Dictionary.com chose "complicit" as its 2017 word of the year, while Merriam-Webster went with "feminism."
Now the Oxford Dictionary has announced that its word of the year for 2017 is...youthquake?!
"It has a very neat symmetry. It originally referred to changes in fashion caused by baby boomers coming of age. Now we're seeing it emerge in an electoral politics context as millennials displace the baby boomers," explains Katherine Connor Martin, the head of Oxford's new words program.

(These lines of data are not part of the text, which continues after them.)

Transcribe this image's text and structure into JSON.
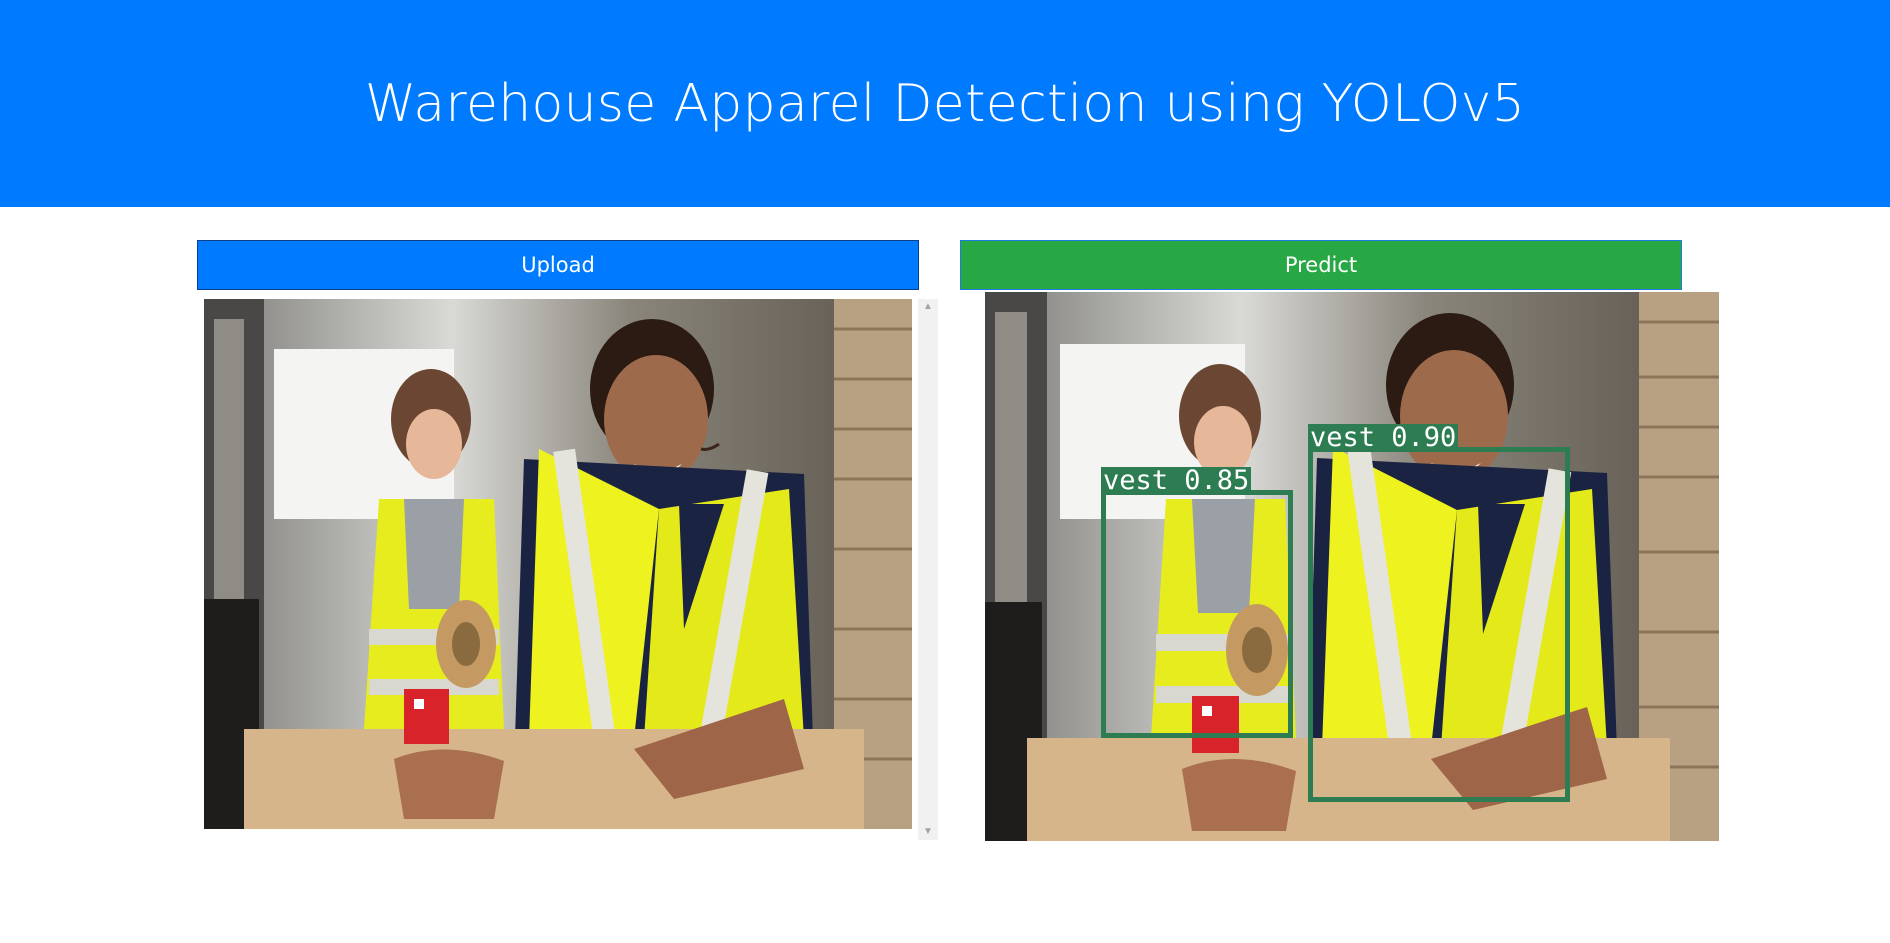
{
  "header": {
    "title": "Warehouse Apparel Detection using YOLOv5"
  },
  "toolbar": {
    "upload_label": "Upload",
    "predict_label": "Predict"
  },
  "colors": {
    "header_bg": "#007bff",
    "upload_button": "#007bff",
    "predict_button": "#28a745",
    "detection_box": "#2e7d52"
  },
  "input_image": {
    "subject": "warehouse-workers-photo"
  },
  "output_image": {
    "detections": [
      {
        "label": "vest 0.85"
      },
      {
        "label": "vest 0.90"
      }
    ]
  }
}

Meanwhile, Oxford's president of dictionaries Casper Grathwohl admits, "It's not an obvious choice," but claims the use of "youthquake" in everyday speech increased fivefold in 2017.
"Antifa" and, uh, "broflake" were also top contenders.

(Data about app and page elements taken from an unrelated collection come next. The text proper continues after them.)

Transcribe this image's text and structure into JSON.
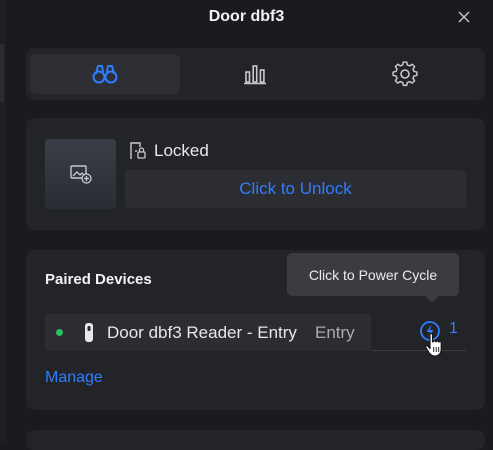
{
  "window": {
    "title": "Door dbf3"
  },
  "tabs": [
    {
      "icon": "binoculars-icon",
      "active": true
    },
    {
      "icon": "bar-chart-icon",
      "active": false
    },
    {
      "icon": "gear-icon",
      "active": false
    }
  ],
  "lock": {
    "status": "Locked",
    "unlock_label": "Click to Unlock"
  },
  "paired": {
    "title": "Paired Devices",
    "devices": [
      {
        "name": "Door dbf3 Reader - Entry",
        "direction": "Entry",
        "status_color": "#2cc062",
        "power_cycle_count": "1"
      }
    ],
    "manage_label": "Manage"
  },
  "tooltip": {
    "text": "Click to Power Cycle"
  },
  "colors": {
    "accent": "#2f7dff",
    "background": "#1a1b1e",
    "card": "#232428",
    "online": "#2cc062"
  }
}
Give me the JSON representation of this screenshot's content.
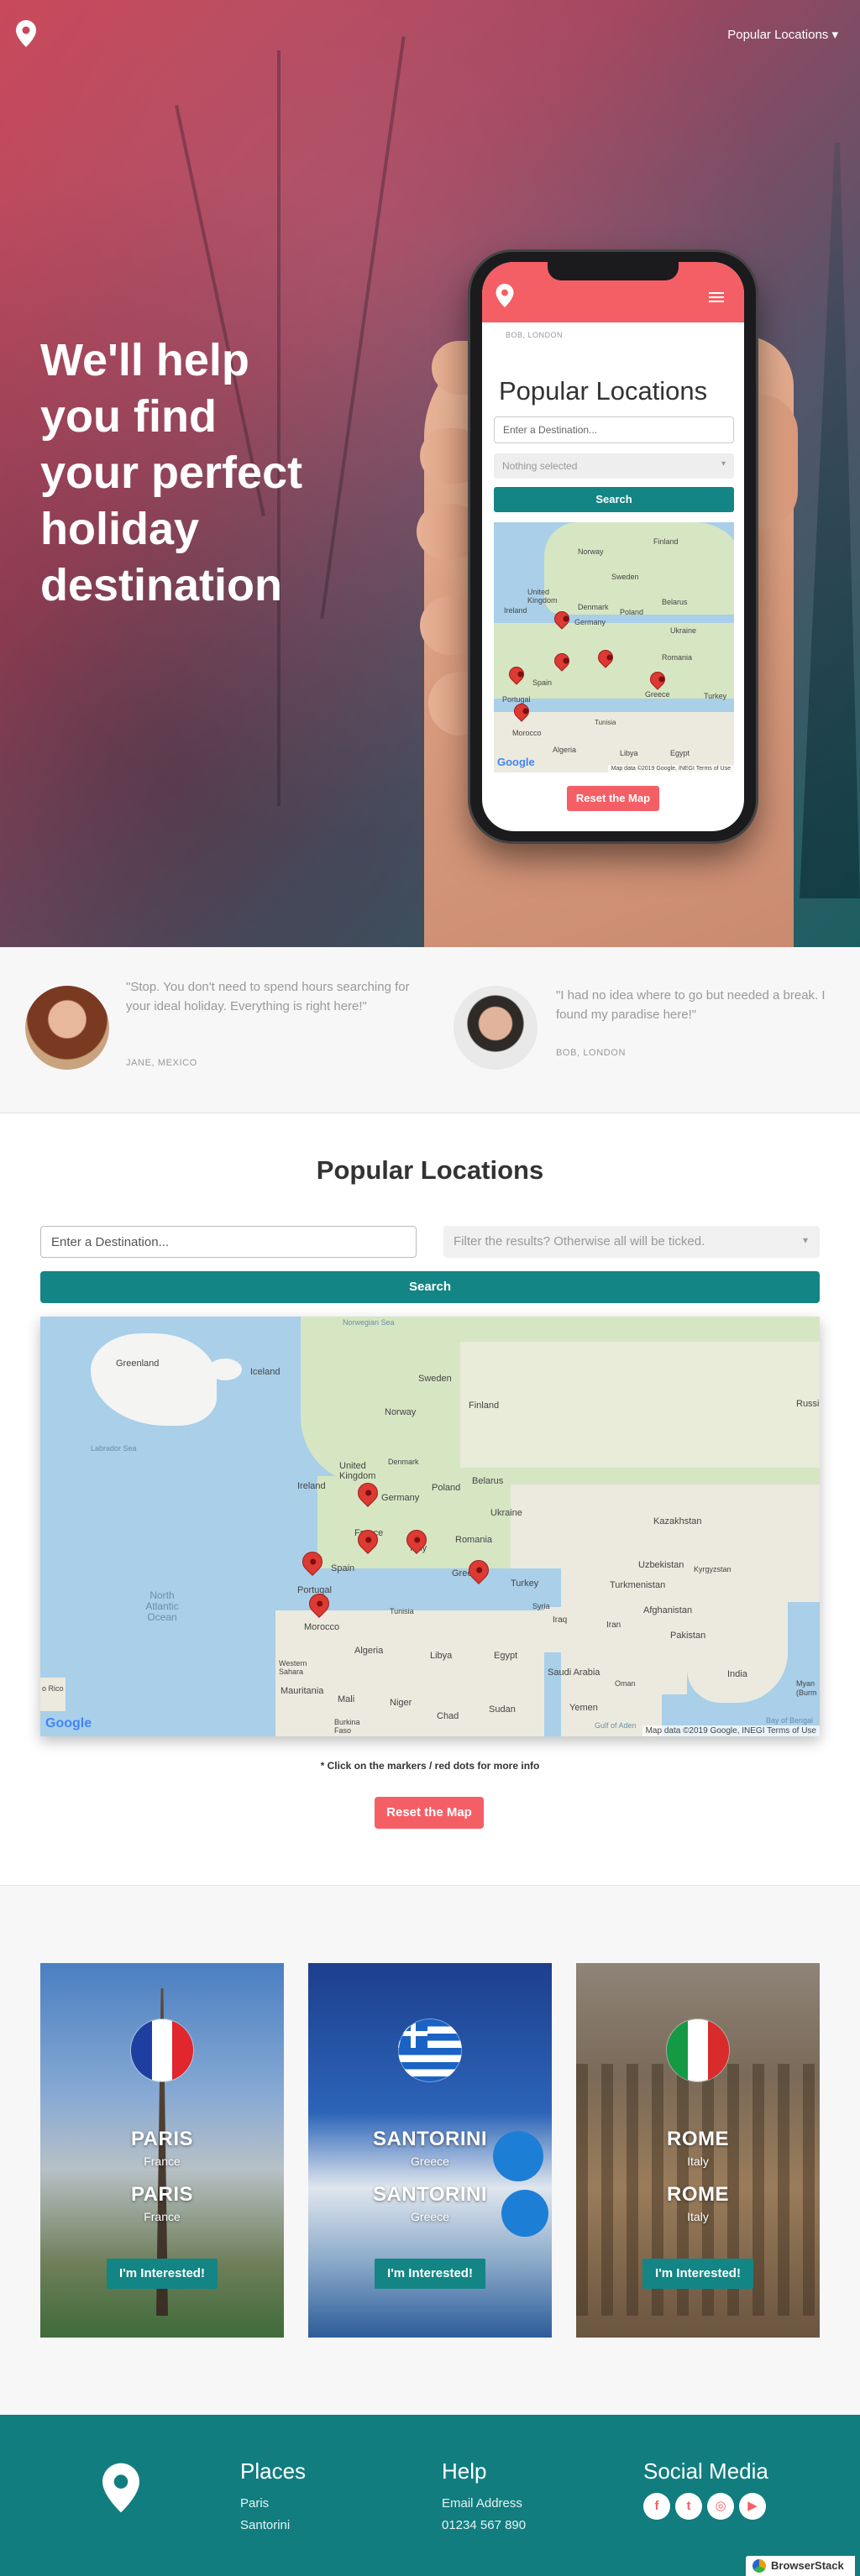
{
  "nav": {
    "logo_icon": "map-pin-icon",
    "dropdown_label": "Popular Locations ▾"
  },
  "hero": {
    "title": "We'll help you find your perfect holiday destination"
  },
  "phone": {
    "attribution": "BOB, LONDON",
    "title": "Popular Locations",
    "input_placeholder": "Enter a Destination...",
    "select_placeholder": "Nothing selected",
    "search_label": "Search",
    "reset_label": "Reset the Map",
    "map_labels": [
      "Finland",
      "Norway",
      "Sweden",
      "United Kingdom",
      "Denmark",
      "Ireland",
      "Germany",
      "Poland",
      "Belarus",
      "Ukraine",
      "Spain",
      "Portugal",
      "Romania",
      "Turkey",
      "Morocco",
      "Algeria",
      "Tunisia",
      "Libya",
      "Egypt",
      "Greece"
    ],
    "map_copy": "Map data ©2019 Google, INEGI   Terms of Use",
    "google_logo": "Google"
  },
  "testimonials": [
    {
      "quote": "\"Stop. You don't need to spend hours searching for your ideal holiday. Everything is right here!\"",
      "author": "JANE, MEXICO"
    },
    {
      "quote": "\"I had no idea where to go but needed a break. I found my paradise here!\"",
      "author": "BOB, LONDON"
    }
  ],
  "popular": {
    "title": "Popular Locations",
    "input_placeholder": "Enter a Destination...",
    "select_placeholder": "Filter the results? Otherwise all will be ticked.",
    "search_label": "Search",
    "map_labels": [
      "Norwegian Sea",
      "Greenland",
      "Iceland",
      "Sweden",
      "Finland",
      "Norway",
      "Russia",
      "Labrador Sea",
      "United Kingdom",
      "Denmark",
      "Ireland",
      "Germany",
      "Poland",
      "Belarus",
      "Ukraine",
      "France",
      "Italy",
      "Romania",
      "Kazakhstan",
      "Spain",
      "Portugal",
      "Greece",
      "Turkey",
      "Uzbekistan",
      "Kyrgyzstan",
      "Turkmenistan",
      "North Atlantic Ocean",
      "Morocco",
      "Tunisia",
      "Syria",
      "Iraq",
      "Iran",
      "Afghanistan",
      "Pakistan",
      "Algeria",
      "Libya",
      "Egypt",
      "Saudi Arabia",
      "India",
      "Western Sahara",
      "Mauritania",
      "Mali",
      "Niger",
      "Chad",
      "Sudan",
      "Oman",
      "Yemen",
      "Burkina Faso",
      "Bay of Bengal",
      "Gulf of Aden",
      "o Rico",
      "Myan (Burm"
    ],
    "map_copy": "Map data ©2019 Google, INEGI   Terms of Use",
    "google_logo": "Google",
    "note": "* Click on the markers / red dots for more info",
    "reset_label": "Reset the Map"
  },
  "cards": [
    {
      "city": "PARIS",
      "country": "France",
      "button": "I'm Interested!",
      "flag_colors": [
        "#1f3fa0",
        "#ffffff",
        "#e1262d"
      ]
    },
    {
      "city": "SANTORINI",
      "country": "Greece",
      "button": "I'm Interested!",
      "flag_colors": [
        "#1a62c4",
        "#ffffff"
      ]
    },
    {
      "city": "ROME",
      "country": "Italy",
      "button": "I'm Interested!",
      "flag_colors": [
        "#149a45",
        "#ffffff",
        "#d92b2b"
      ]
    }
  ],
  "footer": {
    "places_title": "Places",
    "places": [
      "Paris",
      "Santorini"
    ],
    "help_title": "Help",
    "help": [
      "Email Address",
      "01234 567 890"
    ],
    "social_title": "Social Media",
    "social_icons": [
      "facebook-icon",
      "twitter-icon",
      "instagram-icon",
      "youtube-icon"
    ],
    "social_glyphs": [
      "f",
      "t",
      "◎",
      "▶"
    ]
  },
  "badge": "BrowserStack",
  "colors": {
    "accent_teal": "#138585",
    "accent_coral": "#f45f65",
    "footer_teal": "#117d7f"
  }
}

Oxford dictionary's word of the year is "youthquake". It refers to influences and changes initiated by the youth may it be in politics, culture, etc.— laiza fabre (@lzfbr) December 18, 2017
This made me feel happy tbh. It implies a lot.